While Peyton Place was a commercial hit, most critics noted that the most salacious elements of the Metalious novel had been whitewashed or eliminated completely. In The New York Times, Bosley Crowther remarked "There is no sense of massive corruption here." However, he did generally like the film, praising Hope Lange for a "gentle and sensitive performance" and finding Lloyd Nolan "excellent."[Variety wrote that the film was "impressively acted by an excellent cast," but noted that "in leaning backwards not to offend, Wald and Hayes have gone acrobatic ... On the screen is not the unpleasant sex-secret little town against which Grace Metalious set her story. These aren't the gossiping, spiteful, immoral people she portrayed. There are hints of this in the film, but only hints." Richard L. Coe of The Washington Post wrote "While the four-letter words of the Grace Metalious novel have been adroitly erased, it's easy for one of the apparent few who didn't read the book to see why so many did. There are several strong stories and the characters are sharply drawn. Without these two characteristics the best written novels remain unread." Edwin Schallert of the Los Angeles Times declared the film "probably the most powerful small-town picture ever produced," and Harrison's Reports praised it as "an absorbing adult drama" that "grips one's attention the whole time it is on the screen, thanks to the sensitive direction and the effective acting of the capable cast."John McCarten of The New Yorker was negative, writing that the film "makes no attempt to exploit the sensational aspects of the tale it has to tell; on the contrary, it is woefully diffuse, and before it's over--roughly, three hours--boredom has set in like the grippe."The Monthly Film Bulletin wrote "Slick and passionless, the film is an expensive and heavily bowdlerised adaptation of Grace Metalious' best-seller," adding that "the film never quite makes up its mind whether to extol small-town America or castigate it."TV Guide wrote "This is the kind of hypertensive trash that gives melodrama a bad name, cynically tempering its naughty bits with smug moralizing.
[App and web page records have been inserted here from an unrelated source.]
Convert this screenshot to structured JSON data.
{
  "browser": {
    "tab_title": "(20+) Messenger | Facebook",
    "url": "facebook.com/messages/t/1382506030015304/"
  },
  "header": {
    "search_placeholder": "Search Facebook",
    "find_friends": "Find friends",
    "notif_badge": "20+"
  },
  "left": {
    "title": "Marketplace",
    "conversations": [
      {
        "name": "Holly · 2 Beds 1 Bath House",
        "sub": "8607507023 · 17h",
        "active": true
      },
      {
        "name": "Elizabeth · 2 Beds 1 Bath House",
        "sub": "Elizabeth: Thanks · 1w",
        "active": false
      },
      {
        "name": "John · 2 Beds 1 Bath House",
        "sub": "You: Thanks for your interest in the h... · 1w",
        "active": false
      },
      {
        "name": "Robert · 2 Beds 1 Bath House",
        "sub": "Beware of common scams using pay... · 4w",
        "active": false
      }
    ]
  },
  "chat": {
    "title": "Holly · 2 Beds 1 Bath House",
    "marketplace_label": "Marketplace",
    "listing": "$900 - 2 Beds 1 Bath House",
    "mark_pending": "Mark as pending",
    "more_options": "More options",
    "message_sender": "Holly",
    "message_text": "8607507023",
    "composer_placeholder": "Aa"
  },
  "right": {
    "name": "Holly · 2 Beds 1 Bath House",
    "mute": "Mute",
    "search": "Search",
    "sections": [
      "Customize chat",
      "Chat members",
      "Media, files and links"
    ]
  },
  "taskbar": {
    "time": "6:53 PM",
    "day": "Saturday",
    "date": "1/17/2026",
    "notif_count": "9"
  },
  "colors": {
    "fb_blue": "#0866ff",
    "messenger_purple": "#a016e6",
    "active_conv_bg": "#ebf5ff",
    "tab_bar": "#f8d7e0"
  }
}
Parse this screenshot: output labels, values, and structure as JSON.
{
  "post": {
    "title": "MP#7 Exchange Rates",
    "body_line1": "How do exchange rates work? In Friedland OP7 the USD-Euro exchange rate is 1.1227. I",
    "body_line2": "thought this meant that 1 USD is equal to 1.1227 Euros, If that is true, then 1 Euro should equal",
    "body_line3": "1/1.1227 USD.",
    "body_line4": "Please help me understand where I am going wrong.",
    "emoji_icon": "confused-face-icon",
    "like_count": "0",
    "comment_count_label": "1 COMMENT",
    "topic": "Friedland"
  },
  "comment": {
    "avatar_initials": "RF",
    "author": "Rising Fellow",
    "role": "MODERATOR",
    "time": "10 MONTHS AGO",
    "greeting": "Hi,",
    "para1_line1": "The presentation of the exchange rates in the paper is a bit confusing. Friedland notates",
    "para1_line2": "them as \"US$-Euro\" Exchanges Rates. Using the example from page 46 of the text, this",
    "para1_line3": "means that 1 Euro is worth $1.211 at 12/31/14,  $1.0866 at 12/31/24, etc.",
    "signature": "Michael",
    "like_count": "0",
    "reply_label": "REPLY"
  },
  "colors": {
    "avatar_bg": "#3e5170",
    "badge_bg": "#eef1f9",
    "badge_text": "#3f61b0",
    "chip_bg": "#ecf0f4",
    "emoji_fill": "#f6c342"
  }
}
The fact that the film won an 'A' rating from the Catholic Legion of Decency, meaning it was deemed 'acceptable to all,' is a dead giveaway. (In actuality, it was given an "A-III" rating, meaning appropriate only for adults.)
On the film's 40th anniversary in 1998, celebrations were held in some of the Maine towns in which the film was shot, attended by Hope Lange.
The film received nine Oscar nominations (and no wins), including four honoring supporting performances, which tied a record set three years earlier by On the Waterfront. This record later was matched by Tom Jones, The Last Picture Show, and The Godfather Part II. The film's nine Oscar nominations without a win also tied a then-Academy Award's record for biggest shut-out (with The Little Foxes). This record was surpassed by The Turning Point in 1977 and The Color Purple in 1985, both of which received zero of 11 nominations.